*** Begin section ***

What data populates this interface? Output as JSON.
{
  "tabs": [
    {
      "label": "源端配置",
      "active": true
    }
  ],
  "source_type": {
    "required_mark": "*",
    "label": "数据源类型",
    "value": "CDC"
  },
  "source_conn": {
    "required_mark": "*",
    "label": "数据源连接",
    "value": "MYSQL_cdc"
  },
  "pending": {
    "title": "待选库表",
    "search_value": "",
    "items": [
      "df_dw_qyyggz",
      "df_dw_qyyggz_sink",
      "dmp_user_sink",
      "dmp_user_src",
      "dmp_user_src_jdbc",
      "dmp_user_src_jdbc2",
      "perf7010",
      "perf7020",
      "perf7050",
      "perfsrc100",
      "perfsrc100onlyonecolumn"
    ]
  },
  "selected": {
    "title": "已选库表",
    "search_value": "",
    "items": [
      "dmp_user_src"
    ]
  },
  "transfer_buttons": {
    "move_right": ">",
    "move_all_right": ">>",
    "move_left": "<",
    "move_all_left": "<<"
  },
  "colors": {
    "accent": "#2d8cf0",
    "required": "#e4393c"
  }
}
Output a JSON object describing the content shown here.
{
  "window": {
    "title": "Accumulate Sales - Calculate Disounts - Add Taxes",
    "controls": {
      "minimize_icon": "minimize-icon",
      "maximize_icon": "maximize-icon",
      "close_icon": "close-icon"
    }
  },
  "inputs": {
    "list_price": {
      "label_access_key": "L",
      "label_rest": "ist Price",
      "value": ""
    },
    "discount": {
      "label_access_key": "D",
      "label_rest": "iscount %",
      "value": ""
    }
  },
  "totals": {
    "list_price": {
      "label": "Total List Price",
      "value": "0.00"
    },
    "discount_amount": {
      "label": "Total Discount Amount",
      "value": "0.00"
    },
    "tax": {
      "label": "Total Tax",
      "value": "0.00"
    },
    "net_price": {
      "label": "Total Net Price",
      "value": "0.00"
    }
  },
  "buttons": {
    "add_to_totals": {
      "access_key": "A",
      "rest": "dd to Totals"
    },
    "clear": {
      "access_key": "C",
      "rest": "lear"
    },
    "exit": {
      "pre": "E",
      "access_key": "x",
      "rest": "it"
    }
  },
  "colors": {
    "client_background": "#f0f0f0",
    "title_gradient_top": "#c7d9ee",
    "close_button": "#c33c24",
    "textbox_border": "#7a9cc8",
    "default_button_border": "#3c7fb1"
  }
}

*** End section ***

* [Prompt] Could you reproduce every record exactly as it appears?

* [Solved problem]
What data populates this interface? Output as JSON.
{
  "tabs": [
    {
      "label": "源端配置",
      "active": true
    }
  ],
  "source_type": {
    "required_mark": "*",
    "label": "数据源类型",
    "value": "CDC"
  },
  "source_conn": {
    "required_mark": "*",
    "label": "数据源连接",
    "value": "MYSQL_cdc"
  },
  "pending": {
    "title": "待选库表",
    "search_value": "",
    "items": [
      "df_dw_qyyggz",
      "df_dw_qyyggz_sink",
      "dmp_user_sink",
      "dmp_user_src",
      "dmp_user_src_jdbc",
      "dmp_user_src_jdbc2",
      "perf7010",
      "perf7020",
      "perf7050",
      "perfsrc100",
      "perfsrc100onlyonecolumn"
    ]
  },
  "selected": {
    "title": "已选库表",
    "search_value": "",
    "items": [
      "dmp_user_src"
    ]
  },
  "transfer_buttons": {
    "move_right": ">",
    "move_all_right": ">>",
    "move_left": "<",
    "move_all_left": "<<"
  },
  "colors": {
    "accent": "#2d8cf0",
    "required": "#e4393c"
  }
}
Output a JSON object describing the content shown here.
{
  "window": {
    "title": "Accumulate Sales - Calculate Disounts - Add Taxes",
    "controls": {
      "minimize_icon": "minimize-icon",
      "maximize_icon": "maximize-icon",
      "close_icon": "close-icon"
    }
  },
  "inputs": {
    "list_price": {
      "label_access_key": "L",
      "label_rest": "ist Price",
      "value": ""
    },
    "discount": {
      "label_access_key": "D",
      "label_rest": "iscount %",
      "value": ""
    }
  },
  "totals": {
    "list_price": {
      "label": "Total List Price",
      "value": "0.00"
    },
    "discount_amount": {
      "label": "Total Discount Amount",
      "value": "0.00"
    },
    "tax": {
      "label": "Total Tax",
      "value": "0.00"
    },
    "net_price": {
      "label": "Total Net Price",
      "value": "0.00"
    }
  },
  "buttons": {
    "add_to_totals": {
      "access_key": "A",
      "rest": "dd to Totals"
    },
    "clear": {
      "access_key": "C",
      "rest": "lear"
    },
    "exit": {
      "pre": "E",
      "access_key": "x",
      "rest": "it"
    }
  },
  "colors": {
    "client_background": "#f0f0f0",
    "title_gradient_top": "#c7d9ee",
    "close_button": "#c33c24",
    "textbox_border": "#7a9cc8",
    "default_button_border": "#3c7fb1"
  }
}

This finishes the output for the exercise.